Citation: Guiard BP and Di Giovanni G (2015) Central serotonin-2A (5-HT2A) receptor dysfunction in depression and epilepsy: the missing link? Front. Pharmacol. 6:46. doi: 10.3389/fphar.2015.00046
Received: 18 January 2015; Accepted: 24 February 2015;
Published online: 17 March 2015.
Edited by:Alfredo Meneses, Center for Research and Advanced Studies, Mexico
Reviewed by:Nigel C. Jones, University of Melbourne, Australia
Luigia Trabace, University of Foggia, Italy
Copyright © 2015 Guiard and Di Giovanni. This is an open-access article distributed under the terms of the Creative Commons Attribution License (CC BY). The use, distribution or reproduction in other forums is permitted, provided the original author(s) or licensor are credited and that the original publication in this journal is cited, in accordance with accepted academic practice. No use, distribution or reproduction is permitted which does not comply with these terms.

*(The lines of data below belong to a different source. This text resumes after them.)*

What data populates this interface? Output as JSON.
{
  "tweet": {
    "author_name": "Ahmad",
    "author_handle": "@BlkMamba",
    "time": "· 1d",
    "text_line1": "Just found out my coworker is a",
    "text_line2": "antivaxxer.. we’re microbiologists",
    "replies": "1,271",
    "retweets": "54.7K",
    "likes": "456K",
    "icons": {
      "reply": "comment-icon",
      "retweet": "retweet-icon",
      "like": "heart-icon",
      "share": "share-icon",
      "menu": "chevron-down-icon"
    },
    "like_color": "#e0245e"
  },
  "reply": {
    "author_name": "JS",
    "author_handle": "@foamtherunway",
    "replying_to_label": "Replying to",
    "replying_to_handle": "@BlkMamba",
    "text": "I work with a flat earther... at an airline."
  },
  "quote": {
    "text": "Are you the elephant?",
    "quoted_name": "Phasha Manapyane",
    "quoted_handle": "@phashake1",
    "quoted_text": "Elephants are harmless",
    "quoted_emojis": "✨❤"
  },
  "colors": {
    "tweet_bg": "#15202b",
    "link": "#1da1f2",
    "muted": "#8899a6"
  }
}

*Correspondence: Bruno P. Guiard, CNRS, Centre de Recherches sur la Cognition Animale, UMR 5169, Bât 4R3, 118 Route de Narbonne, 31062 Toulouse cedex, France firstname.lastname@example.org; Giuseppe Di Giovanni, Neurophysiology Unit, Laboratory for the Study of Neurological Disorders, Department of Physiology and Biochemistry, University of Malta, Msida MSD 2080, Malta email@example.com